“The first thing I did was study Bauhaus, just got it in my head,” Sloane said. “What I derived from what I learned was I knew I wanted to do something that was in the essence of Bauhaus, which was an actual school. They had composers, architects, weavers, potteries, the very best of everything, like technology.”

“They put them all in this school and they were projecting one train of modern thought. Like how to minimalize and simplify life into a modern direction,” he said. “So, ultimately, it’s about the collaboration, get everyone in it and working together to produce something great.” 

Sloane said he had plenty of options for designs. 

“I could come from any direction; I was overwhelmed. I just saw these waterbirds in my head, two birds kissing, and that’s a collaboration. Husband and wife, boyfriend and girlfriend, people come together,” Sloane said. “Two or more people and you can do something wonderful and great, and so I thought I want to simplify that thought process and just do a kiss. In the essence of Bauhaus, make it something simple, and there’s nothing more simple than a kiss. I did two birds in a body of water, and it represents that is one moment when you come together.”

Along with keeping things simple, Sloane used the major dynamics of Bauhaus. 

“The shapes of the Bauhaus are triangle, square and circle,” Hobbs said. “Every moment of that sculpture is that. The beaks and the tails are triangles, the base is square, the middle base is round.”

“The Kiss” went from an idea to a sketch to the statue that can be seen today. 

“I did a little sketch of two birds, waterfowl, kind of wrapped in one another- much the same way you see in the sculpture,” Sloane said. “And then I went with the basic shapes and squeezed them into those moments, like their heads and their bodies.”

While Hobbs was the support person to talk Sloane through the process, he says the entire project was a collaboration.

“’The Kiss” represents collaboration on a totally different avenue,” Sloane said. “I had to work with welders, painters, Huntington Steel fabricators.”

While the project saw minimal delays due to coronavirus, not everyone thought it would be an easy project. 

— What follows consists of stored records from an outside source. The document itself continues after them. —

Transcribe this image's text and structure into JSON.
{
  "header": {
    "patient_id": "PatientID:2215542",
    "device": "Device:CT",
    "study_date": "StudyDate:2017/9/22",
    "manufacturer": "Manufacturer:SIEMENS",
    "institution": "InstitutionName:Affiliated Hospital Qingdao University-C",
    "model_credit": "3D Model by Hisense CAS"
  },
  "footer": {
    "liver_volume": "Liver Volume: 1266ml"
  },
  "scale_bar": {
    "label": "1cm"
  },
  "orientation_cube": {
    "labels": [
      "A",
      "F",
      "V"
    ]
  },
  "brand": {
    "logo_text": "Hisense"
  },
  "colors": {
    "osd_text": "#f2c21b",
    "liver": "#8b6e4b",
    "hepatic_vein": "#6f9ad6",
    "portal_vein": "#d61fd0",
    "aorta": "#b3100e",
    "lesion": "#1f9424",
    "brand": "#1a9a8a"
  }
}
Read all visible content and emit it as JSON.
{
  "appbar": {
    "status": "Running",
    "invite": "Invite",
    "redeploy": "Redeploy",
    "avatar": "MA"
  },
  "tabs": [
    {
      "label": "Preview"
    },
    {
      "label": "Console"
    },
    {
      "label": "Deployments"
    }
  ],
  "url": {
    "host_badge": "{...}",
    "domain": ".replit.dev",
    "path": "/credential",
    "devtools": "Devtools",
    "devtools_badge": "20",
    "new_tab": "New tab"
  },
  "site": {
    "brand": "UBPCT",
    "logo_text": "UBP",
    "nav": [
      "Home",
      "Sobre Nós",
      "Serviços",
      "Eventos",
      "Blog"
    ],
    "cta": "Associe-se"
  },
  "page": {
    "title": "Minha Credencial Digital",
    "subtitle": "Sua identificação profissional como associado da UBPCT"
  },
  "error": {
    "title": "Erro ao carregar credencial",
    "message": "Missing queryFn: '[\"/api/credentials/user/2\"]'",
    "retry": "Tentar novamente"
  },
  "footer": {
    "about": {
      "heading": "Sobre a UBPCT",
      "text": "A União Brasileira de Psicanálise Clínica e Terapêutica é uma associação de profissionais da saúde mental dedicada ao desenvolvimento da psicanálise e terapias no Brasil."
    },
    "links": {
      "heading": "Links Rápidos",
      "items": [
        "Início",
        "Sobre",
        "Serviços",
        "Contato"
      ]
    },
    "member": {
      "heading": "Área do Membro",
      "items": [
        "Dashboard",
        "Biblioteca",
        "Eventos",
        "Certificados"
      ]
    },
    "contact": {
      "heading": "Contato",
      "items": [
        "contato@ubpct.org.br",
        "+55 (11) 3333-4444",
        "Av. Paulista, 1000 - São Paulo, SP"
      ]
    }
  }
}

“People kept telling him, ‘you’re not going to be able to do this’ and ‘you’re not going to be able to come up with this’ and he said, ‘I’m sorry, it’s going to be up’ he was never ever unsure from the moment,” Hobbs said. “And that was our connection with Walter Gropius with him. He said, ‘I want to honor him, and I want this to be a world class design.’” 

Not only did Sloane honor Gropius with a statue that represents his elements and collaboration, but he feels it shows Gropius’ collaboration with Huntington. 

“I think of the way the Huntington Museum, they knew who Walter Gropius is obviously, and with this show they’re truly honoring him for who he is, but it takes a moment to really think about who he is,” Sloane said. “’The Kiss’ really is a symbol of him collaborating with us, Huntington. That was a collaboration.”

Sloane said the project would not be possible without the collaboration of his team. 

“It’s getting everyone together and doing your very best,” Sloane said. 

In addition to Sloane and Hobbs, the collaboration included Jack Bourdelais, patron and sponsor; Mark and Brian Heinz, painters from Kustom Koatings; Jason Ryan, master welder; Geoffrey Fleming, director of HMOA; and Chris Hatten, curator of HMOA.

There also is an assortment of elements in the HMOA’s gift shop featuring a variety of handmade items from local artists in another work of collaboration. 

“It came out exactly how I envisioned it,” Sloane said. 

“The Kiss” and the Walter Gropius exhibit will be available to view until January 10, 2021. 

Brittany Hively can be contacted at [email protected]